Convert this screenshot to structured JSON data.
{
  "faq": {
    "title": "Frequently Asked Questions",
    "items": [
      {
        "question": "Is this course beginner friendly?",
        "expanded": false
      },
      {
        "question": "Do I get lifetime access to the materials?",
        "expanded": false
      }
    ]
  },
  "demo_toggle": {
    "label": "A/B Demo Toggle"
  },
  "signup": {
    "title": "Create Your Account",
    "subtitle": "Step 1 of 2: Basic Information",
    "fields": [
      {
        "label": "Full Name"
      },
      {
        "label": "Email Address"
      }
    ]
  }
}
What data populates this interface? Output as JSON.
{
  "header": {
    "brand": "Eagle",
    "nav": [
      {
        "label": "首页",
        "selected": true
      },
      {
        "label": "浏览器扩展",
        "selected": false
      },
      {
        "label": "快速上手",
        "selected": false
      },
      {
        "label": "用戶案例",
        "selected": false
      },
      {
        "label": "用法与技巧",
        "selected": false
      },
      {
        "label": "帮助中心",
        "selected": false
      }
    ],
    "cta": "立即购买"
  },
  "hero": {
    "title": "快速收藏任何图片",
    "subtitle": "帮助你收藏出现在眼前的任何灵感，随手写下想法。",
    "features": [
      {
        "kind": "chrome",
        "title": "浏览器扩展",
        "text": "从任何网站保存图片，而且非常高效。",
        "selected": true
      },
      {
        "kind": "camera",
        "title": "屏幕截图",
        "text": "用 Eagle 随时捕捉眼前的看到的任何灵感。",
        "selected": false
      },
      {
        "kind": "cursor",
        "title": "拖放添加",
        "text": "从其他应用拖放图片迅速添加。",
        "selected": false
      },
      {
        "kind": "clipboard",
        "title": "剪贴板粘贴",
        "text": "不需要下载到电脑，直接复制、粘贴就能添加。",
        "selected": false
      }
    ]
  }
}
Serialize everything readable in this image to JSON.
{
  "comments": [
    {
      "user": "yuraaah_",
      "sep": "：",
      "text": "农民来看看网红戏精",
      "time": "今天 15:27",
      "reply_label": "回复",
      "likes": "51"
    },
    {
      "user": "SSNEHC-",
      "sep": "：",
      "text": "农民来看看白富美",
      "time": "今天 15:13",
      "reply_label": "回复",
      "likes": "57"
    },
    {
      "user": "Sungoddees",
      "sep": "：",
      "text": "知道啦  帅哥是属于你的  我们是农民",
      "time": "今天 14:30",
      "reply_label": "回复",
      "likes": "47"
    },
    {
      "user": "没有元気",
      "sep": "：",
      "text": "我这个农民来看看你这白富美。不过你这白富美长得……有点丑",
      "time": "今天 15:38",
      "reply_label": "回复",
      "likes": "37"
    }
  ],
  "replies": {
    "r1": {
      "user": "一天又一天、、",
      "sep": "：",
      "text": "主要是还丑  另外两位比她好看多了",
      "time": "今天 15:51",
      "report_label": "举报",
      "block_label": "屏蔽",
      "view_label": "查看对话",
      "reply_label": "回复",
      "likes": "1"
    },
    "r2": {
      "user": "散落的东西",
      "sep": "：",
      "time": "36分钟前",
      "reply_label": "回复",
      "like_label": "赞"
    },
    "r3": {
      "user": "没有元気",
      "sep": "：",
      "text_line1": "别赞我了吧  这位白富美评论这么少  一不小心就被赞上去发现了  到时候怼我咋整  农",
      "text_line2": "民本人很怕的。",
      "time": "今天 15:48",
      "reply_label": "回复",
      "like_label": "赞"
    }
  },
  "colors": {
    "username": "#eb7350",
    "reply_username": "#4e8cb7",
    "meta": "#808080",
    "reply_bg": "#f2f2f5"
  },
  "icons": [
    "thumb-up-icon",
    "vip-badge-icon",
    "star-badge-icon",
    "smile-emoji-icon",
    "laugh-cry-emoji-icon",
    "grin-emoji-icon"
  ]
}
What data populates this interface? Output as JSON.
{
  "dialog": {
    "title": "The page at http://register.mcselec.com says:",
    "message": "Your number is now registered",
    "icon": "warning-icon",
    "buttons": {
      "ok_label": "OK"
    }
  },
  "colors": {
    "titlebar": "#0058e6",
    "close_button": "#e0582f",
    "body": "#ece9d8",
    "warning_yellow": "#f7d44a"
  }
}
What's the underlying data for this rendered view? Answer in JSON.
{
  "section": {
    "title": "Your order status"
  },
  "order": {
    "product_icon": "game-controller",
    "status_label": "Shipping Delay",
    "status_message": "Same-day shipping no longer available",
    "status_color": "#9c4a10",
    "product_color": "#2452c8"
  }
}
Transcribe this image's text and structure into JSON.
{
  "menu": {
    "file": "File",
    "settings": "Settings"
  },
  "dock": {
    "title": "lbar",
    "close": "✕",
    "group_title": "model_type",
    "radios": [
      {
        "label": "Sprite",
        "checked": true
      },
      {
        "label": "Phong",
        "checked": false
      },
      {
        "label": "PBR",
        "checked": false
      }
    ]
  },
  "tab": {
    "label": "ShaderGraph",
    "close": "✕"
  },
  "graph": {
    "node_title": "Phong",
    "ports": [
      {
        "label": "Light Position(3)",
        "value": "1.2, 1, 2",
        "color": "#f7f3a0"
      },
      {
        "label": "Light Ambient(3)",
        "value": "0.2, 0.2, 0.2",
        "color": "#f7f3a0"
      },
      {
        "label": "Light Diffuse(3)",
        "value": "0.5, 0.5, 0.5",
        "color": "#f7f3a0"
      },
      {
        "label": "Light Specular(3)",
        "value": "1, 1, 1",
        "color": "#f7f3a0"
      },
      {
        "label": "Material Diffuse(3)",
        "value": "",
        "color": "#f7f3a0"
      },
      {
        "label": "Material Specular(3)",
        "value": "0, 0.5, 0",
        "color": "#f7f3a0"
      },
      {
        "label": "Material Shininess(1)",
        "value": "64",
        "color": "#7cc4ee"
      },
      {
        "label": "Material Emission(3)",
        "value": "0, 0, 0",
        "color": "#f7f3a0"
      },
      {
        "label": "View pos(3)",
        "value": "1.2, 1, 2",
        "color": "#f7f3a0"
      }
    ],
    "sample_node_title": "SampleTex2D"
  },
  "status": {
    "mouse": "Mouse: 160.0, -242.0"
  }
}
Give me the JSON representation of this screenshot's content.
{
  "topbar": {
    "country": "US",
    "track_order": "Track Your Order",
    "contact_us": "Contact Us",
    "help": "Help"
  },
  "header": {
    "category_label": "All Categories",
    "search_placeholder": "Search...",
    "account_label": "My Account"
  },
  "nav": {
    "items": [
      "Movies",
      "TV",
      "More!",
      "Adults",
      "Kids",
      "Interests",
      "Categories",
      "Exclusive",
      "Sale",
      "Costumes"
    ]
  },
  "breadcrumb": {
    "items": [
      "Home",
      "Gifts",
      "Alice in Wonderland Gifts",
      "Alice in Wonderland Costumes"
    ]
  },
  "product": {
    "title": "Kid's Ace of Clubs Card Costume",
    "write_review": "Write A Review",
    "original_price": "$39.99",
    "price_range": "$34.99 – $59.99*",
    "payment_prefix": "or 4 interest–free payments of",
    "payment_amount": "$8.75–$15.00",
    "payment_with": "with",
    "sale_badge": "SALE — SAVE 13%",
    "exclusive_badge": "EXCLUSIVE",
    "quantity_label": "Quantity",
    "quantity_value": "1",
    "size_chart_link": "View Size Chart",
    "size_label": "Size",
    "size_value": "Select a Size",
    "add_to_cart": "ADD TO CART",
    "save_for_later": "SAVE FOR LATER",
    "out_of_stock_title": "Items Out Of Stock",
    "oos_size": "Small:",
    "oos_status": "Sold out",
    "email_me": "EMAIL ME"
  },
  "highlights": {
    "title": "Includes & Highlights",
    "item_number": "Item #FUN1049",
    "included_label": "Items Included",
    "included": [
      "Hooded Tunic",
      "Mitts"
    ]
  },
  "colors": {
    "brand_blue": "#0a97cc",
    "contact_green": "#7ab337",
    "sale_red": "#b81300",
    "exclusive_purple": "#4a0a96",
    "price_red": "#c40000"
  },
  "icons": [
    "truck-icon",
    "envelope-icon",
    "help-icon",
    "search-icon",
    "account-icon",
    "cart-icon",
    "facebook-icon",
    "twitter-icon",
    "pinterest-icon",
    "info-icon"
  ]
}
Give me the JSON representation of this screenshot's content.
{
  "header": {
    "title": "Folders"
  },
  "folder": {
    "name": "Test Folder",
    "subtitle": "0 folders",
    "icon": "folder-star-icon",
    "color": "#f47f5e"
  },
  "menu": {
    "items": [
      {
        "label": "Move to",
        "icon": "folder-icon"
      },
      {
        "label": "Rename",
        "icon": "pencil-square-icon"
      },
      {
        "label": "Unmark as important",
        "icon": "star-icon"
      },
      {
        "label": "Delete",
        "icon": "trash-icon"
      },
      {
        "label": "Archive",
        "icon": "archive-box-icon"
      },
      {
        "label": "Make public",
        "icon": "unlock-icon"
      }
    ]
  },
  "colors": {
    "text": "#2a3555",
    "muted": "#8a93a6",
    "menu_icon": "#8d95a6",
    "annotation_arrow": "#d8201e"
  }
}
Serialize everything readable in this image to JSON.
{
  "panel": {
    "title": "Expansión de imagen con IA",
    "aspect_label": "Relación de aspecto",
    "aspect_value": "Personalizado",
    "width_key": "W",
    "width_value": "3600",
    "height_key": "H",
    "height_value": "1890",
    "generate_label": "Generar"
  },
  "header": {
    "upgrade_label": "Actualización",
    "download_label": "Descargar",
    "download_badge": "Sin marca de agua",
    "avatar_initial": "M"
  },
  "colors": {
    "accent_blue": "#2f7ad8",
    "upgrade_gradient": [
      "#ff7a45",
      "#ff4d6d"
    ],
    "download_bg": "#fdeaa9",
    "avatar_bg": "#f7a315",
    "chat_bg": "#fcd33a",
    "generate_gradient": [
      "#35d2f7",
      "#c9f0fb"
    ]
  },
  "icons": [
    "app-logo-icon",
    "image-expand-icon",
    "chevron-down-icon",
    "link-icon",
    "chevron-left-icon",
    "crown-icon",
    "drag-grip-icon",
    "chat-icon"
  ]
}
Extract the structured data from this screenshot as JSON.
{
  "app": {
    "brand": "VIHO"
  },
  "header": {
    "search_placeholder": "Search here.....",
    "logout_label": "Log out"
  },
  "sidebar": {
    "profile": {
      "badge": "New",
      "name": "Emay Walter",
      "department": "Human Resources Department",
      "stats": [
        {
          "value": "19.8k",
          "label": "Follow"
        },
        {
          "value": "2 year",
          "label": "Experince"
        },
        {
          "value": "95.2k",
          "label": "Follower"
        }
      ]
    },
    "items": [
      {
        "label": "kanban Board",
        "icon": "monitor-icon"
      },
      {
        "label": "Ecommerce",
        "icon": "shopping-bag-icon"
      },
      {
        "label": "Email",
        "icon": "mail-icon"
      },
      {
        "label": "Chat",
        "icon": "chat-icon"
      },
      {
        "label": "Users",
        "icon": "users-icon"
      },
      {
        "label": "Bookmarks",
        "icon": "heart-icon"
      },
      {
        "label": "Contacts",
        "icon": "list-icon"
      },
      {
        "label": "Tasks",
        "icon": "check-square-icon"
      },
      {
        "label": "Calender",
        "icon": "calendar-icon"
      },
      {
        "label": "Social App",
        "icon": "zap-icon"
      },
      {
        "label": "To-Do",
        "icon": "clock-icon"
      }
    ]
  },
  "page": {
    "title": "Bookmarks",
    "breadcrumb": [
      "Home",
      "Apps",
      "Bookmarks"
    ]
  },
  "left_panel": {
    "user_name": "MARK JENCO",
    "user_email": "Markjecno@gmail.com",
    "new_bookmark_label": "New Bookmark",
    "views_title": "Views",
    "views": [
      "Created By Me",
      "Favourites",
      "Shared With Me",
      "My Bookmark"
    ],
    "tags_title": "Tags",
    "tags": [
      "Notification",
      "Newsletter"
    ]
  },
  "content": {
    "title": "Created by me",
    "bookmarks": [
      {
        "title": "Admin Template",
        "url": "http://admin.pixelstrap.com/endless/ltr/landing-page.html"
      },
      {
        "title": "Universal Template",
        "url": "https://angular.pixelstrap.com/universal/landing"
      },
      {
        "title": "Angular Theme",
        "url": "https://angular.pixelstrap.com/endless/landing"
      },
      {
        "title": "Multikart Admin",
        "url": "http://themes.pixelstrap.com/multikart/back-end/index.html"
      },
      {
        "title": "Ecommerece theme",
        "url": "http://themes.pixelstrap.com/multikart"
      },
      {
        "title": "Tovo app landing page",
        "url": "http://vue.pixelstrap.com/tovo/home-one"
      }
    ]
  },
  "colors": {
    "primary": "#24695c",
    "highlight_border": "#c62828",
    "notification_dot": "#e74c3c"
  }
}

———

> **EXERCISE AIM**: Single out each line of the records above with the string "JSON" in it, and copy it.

> **RESULT OF THE EXERCISE**:
Convert this screenshot to structured JSON data.
What data populates this interface? Output as JSON.
Serialize everything readable in this image to JSON.
What data populates this interface? Output as JSON.
What's the underlying data for this rendered view? Answer in JSON.
Transcribe this image's text and structure into JSON.
Give me the JSON representation of this screenshot's content.
Give me the JSON representation of this screenshot's content.
Serialize everything readable in this image to JSON.
Extract the structured data from this screenshot as JSON.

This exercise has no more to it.